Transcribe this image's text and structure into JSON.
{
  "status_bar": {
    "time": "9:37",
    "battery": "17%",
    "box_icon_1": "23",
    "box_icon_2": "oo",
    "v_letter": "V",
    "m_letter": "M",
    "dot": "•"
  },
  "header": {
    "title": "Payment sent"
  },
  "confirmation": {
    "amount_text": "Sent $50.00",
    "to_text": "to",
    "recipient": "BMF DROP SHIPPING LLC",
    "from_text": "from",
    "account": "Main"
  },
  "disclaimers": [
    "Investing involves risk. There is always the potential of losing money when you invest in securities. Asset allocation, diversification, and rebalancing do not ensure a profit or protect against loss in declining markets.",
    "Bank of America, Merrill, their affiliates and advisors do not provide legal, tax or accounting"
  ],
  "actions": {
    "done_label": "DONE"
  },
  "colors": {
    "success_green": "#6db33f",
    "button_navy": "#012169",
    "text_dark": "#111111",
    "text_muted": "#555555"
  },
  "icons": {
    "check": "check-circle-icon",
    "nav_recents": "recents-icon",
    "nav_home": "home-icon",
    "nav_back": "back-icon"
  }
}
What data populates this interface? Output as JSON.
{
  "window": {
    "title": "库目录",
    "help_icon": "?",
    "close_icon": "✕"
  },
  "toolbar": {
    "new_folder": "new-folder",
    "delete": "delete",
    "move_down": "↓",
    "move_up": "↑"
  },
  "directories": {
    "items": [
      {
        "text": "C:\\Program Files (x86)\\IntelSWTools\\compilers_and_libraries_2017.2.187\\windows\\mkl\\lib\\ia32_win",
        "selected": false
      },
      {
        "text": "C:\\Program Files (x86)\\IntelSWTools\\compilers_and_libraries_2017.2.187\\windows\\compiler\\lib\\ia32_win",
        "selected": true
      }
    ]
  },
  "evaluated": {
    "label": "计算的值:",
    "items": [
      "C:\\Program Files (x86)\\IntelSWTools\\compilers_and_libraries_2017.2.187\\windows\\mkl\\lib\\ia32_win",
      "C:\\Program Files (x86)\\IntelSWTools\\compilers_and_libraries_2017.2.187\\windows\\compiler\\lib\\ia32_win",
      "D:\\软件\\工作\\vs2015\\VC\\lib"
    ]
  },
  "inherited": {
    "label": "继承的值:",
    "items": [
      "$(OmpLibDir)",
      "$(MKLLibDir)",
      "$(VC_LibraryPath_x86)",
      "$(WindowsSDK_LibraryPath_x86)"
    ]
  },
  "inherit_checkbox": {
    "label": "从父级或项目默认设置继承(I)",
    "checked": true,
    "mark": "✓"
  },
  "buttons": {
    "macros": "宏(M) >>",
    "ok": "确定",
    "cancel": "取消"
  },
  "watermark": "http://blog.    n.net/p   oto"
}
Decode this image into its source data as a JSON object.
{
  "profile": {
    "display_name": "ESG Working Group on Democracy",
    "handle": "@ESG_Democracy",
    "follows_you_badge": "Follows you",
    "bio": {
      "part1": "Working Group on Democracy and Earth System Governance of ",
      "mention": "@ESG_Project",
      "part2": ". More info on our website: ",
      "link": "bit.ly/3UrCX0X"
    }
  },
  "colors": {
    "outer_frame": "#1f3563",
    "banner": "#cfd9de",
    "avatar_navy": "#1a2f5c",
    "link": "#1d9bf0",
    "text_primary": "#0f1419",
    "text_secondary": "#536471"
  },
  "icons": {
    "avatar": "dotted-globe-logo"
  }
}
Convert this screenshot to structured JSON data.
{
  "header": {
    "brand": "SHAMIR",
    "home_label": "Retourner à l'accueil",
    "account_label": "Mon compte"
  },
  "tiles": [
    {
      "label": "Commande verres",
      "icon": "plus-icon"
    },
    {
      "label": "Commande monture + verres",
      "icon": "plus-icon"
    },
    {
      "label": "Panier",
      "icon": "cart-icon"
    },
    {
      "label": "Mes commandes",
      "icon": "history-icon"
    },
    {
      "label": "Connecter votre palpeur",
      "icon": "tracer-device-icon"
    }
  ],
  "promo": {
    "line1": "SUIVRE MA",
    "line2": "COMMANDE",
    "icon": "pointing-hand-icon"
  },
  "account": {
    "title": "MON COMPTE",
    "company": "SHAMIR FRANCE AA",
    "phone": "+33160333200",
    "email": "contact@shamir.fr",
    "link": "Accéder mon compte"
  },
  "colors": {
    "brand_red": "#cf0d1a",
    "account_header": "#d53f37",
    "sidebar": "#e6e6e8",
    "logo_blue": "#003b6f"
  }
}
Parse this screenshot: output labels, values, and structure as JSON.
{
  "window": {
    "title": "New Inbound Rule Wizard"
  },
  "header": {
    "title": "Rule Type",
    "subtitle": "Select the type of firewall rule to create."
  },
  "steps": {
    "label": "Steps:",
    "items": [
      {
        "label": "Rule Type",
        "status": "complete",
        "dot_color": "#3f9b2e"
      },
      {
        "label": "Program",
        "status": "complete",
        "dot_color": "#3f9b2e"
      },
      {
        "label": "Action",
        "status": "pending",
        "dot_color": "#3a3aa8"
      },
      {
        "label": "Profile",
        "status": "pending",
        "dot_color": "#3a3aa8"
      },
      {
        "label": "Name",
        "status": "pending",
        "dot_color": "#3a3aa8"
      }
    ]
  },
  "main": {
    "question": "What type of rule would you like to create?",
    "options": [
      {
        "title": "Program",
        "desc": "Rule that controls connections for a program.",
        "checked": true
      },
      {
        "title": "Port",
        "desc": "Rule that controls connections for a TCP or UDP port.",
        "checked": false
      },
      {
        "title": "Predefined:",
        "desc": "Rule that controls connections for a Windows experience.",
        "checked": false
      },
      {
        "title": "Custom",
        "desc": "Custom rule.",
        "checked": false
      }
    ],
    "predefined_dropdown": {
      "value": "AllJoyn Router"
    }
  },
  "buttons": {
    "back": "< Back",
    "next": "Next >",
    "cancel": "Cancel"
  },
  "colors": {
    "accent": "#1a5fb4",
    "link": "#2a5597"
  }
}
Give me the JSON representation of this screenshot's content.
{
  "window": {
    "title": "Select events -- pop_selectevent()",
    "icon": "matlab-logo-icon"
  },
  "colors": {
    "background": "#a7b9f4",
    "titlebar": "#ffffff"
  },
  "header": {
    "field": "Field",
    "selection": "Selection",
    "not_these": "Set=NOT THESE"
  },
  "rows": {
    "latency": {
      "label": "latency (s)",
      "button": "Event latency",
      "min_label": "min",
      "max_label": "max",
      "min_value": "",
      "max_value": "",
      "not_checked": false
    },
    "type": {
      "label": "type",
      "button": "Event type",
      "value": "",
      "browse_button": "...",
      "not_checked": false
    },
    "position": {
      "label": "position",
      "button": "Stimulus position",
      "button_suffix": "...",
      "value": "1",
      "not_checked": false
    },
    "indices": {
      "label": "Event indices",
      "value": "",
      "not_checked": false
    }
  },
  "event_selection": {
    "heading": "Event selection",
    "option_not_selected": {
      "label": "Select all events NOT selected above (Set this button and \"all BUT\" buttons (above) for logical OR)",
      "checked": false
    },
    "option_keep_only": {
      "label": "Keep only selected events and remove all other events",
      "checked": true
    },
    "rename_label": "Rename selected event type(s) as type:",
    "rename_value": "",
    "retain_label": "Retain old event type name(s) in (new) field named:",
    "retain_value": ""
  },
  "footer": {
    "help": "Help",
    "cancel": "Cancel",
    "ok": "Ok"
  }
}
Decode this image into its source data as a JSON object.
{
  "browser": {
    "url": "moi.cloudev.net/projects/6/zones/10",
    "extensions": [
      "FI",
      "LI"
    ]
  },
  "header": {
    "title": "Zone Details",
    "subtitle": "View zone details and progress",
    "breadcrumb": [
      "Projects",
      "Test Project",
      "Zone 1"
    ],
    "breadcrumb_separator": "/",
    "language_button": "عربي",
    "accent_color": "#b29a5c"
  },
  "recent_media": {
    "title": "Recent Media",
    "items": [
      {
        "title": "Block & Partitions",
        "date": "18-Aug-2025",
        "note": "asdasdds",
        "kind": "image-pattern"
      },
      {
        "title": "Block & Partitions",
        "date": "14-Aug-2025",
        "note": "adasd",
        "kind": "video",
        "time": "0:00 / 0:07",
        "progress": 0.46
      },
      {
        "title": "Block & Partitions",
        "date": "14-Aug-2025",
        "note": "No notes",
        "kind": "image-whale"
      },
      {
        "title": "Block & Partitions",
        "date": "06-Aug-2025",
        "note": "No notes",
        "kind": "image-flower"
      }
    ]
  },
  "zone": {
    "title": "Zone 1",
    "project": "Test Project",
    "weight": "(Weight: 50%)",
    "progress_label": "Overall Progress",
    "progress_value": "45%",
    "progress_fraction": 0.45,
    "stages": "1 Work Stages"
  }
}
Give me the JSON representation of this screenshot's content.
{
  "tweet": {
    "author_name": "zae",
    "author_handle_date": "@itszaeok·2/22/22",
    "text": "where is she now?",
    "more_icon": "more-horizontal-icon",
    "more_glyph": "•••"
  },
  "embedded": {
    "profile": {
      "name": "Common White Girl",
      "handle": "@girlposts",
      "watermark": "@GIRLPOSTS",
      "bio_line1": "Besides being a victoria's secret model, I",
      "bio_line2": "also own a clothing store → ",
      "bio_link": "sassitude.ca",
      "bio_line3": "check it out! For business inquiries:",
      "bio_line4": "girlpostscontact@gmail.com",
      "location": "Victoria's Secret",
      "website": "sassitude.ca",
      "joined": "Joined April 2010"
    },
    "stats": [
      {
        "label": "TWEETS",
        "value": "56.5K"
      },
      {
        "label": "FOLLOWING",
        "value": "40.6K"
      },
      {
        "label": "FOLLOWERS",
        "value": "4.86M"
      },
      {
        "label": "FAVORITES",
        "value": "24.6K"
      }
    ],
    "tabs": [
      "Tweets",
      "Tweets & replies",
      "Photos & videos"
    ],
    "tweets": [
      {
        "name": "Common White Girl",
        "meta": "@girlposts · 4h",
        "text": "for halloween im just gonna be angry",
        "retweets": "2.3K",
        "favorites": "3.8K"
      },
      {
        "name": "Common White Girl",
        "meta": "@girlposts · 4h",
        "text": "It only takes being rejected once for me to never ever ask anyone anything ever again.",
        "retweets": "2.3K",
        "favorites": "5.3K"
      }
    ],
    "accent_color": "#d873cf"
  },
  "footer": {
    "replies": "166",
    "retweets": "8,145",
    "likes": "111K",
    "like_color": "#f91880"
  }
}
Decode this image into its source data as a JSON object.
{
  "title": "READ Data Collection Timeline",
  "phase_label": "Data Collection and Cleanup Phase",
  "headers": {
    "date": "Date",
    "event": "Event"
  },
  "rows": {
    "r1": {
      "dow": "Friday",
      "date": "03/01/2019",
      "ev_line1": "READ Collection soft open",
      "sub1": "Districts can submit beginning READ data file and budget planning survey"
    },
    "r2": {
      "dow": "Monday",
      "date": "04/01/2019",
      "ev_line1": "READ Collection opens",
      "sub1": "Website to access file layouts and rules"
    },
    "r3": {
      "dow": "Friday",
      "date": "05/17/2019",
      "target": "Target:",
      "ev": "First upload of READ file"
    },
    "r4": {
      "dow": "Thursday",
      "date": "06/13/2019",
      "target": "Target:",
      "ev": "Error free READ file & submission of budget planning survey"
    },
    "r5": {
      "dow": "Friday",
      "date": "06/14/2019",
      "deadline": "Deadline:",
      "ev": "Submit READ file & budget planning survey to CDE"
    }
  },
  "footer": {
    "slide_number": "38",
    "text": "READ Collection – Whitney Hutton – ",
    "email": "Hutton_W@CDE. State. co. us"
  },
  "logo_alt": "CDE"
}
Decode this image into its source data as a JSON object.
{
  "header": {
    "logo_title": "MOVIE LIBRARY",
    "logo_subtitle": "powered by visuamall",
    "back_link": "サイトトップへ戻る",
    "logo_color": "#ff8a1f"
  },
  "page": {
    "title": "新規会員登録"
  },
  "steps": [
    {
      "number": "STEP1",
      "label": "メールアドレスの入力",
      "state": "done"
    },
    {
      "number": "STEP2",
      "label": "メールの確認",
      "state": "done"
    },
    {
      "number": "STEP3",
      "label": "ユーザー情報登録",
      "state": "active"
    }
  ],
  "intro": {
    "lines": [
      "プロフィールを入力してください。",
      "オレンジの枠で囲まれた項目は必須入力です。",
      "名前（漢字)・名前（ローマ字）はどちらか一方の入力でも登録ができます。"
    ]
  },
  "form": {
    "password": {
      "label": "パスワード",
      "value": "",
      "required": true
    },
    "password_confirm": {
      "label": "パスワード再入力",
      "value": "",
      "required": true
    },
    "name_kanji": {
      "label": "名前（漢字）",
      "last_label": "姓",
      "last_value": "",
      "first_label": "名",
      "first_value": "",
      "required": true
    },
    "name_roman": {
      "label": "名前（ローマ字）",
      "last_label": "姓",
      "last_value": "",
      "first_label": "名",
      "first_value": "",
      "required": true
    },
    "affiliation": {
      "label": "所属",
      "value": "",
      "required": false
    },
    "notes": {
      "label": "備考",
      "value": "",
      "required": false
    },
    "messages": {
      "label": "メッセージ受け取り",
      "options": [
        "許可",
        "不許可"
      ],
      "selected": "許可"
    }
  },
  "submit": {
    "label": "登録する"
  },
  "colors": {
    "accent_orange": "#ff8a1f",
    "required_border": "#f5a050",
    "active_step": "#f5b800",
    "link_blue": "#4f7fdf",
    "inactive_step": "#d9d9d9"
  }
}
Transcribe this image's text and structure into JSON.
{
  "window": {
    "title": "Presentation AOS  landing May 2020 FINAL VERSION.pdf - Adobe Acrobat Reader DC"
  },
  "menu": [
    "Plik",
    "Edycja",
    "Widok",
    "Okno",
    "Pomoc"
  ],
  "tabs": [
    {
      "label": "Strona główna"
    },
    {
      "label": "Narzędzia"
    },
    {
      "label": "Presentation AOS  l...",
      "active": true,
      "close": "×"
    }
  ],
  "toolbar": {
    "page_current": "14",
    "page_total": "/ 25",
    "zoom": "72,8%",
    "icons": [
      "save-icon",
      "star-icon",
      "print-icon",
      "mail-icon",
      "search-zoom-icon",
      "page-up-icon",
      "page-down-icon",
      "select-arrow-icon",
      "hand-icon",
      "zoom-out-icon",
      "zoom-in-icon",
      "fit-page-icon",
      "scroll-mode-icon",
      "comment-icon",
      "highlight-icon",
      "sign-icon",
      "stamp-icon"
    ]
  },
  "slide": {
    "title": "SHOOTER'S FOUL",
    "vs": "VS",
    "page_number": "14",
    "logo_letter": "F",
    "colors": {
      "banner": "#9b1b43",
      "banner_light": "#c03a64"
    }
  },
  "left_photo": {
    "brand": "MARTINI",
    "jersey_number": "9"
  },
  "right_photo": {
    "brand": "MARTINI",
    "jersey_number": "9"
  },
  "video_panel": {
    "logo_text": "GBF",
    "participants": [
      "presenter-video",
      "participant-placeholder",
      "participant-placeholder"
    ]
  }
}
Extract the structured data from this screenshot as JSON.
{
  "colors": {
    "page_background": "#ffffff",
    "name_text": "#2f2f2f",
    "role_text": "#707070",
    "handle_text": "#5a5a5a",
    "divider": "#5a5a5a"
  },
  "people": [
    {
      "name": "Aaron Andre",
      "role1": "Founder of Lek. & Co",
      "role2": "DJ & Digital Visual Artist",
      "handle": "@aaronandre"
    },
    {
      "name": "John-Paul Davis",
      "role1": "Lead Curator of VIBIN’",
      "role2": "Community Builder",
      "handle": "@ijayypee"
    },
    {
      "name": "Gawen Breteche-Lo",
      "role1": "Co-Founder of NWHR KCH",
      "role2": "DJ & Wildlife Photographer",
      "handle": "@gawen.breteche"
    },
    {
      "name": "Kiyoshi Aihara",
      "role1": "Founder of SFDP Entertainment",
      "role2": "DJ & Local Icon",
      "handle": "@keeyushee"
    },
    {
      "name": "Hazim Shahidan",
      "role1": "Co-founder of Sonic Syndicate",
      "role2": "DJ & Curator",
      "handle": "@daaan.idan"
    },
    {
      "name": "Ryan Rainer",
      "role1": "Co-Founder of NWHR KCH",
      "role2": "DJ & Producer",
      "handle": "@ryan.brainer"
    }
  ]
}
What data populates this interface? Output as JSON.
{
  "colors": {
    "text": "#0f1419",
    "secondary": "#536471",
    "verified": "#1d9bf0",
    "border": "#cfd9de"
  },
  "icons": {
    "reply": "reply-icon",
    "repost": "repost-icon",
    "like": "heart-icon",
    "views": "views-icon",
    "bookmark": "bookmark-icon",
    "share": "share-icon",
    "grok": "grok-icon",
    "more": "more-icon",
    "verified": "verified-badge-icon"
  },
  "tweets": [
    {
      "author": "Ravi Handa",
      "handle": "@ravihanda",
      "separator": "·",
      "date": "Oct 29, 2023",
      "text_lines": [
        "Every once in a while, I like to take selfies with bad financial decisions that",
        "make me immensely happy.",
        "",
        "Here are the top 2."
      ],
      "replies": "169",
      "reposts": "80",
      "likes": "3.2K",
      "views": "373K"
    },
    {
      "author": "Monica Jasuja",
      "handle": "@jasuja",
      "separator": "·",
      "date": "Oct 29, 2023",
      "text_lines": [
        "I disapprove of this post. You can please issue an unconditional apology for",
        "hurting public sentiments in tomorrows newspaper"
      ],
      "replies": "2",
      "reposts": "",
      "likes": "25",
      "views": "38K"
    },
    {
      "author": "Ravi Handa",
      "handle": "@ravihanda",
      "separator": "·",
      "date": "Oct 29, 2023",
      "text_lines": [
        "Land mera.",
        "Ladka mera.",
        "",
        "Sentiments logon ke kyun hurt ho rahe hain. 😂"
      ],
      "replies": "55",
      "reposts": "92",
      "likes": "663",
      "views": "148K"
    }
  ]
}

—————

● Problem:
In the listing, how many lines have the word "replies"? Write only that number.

● Written answer:
5